■ WORK REQUIRED
Copy out each line of the data below in which "JSON" appears.

■ INFORMATION SHOWN
──────────

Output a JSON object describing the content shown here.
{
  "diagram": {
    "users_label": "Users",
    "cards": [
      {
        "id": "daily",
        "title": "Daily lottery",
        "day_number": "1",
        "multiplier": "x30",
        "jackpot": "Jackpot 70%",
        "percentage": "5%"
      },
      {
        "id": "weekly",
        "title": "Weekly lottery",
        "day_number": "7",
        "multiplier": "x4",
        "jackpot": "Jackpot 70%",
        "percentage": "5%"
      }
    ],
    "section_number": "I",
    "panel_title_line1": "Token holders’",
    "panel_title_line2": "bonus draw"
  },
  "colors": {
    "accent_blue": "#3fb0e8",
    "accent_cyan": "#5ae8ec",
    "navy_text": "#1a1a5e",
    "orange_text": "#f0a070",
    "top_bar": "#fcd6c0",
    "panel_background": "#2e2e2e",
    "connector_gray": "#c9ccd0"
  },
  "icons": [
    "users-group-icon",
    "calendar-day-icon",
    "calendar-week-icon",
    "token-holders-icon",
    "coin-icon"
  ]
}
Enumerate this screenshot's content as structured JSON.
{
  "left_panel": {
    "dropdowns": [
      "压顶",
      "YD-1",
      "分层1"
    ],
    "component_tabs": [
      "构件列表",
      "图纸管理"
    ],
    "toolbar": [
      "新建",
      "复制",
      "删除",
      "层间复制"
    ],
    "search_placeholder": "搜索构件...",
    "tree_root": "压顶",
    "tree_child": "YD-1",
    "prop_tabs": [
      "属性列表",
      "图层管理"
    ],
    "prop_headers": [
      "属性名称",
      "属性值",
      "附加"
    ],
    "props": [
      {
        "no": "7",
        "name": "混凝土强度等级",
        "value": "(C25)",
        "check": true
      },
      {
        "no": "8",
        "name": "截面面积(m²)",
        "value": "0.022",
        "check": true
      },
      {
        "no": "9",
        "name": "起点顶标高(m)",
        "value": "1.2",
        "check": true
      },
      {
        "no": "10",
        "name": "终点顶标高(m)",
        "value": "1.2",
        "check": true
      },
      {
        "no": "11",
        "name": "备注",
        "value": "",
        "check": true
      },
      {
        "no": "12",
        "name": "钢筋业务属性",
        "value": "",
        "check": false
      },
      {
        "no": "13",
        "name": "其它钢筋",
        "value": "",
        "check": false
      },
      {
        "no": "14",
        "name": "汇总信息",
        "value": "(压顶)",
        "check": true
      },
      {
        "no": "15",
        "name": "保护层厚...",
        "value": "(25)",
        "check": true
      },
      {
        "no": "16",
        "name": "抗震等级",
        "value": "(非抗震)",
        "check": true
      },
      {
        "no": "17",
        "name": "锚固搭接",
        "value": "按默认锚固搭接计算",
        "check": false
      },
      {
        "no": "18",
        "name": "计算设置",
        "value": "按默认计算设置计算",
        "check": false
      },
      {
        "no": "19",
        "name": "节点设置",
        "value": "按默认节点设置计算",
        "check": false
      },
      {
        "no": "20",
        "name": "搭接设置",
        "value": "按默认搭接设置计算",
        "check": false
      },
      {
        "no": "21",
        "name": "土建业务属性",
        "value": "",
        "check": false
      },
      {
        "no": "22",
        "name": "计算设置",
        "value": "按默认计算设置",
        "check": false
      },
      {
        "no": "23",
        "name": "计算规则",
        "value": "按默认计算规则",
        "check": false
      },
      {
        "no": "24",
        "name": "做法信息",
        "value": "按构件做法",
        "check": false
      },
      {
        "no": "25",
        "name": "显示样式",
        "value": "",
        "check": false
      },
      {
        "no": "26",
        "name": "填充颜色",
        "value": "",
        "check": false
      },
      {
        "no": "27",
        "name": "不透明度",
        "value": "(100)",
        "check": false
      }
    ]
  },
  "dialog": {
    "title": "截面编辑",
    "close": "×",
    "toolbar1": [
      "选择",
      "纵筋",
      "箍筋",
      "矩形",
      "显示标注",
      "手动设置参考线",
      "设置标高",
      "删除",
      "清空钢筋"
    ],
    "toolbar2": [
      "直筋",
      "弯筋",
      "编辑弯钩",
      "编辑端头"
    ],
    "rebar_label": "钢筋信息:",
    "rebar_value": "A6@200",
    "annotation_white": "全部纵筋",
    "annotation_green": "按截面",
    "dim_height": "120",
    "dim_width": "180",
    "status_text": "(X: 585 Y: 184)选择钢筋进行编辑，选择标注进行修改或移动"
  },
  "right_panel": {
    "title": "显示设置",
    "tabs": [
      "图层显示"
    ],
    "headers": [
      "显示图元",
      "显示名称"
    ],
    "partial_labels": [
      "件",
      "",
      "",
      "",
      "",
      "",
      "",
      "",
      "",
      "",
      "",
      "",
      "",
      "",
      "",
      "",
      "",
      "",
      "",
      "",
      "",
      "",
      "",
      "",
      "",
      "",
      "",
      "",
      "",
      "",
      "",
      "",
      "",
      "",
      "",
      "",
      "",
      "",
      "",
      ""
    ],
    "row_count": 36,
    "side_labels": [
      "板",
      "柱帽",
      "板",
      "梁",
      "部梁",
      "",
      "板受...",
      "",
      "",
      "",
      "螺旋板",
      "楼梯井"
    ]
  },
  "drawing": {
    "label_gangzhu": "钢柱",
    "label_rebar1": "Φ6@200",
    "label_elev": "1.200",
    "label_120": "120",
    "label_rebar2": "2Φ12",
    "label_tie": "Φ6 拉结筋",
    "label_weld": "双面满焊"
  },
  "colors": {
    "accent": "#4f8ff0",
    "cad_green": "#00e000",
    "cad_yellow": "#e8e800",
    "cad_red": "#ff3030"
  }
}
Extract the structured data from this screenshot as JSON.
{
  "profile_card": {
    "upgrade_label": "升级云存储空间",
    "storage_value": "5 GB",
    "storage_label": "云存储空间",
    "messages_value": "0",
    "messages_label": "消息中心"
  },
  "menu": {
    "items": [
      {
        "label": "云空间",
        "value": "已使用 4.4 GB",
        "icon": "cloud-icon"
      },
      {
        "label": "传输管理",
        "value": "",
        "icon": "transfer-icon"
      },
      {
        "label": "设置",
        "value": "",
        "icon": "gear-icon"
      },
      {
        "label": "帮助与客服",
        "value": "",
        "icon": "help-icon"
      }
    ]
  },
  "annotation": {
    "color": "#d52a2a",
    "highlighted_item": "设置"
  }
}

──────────

■ ANSWER TO THE PROBLEM
Output a JSON object describing the content shown here.
Enumerate this screenshot's content as structured JSON.
Extract the structured data from this screenshot as JSON.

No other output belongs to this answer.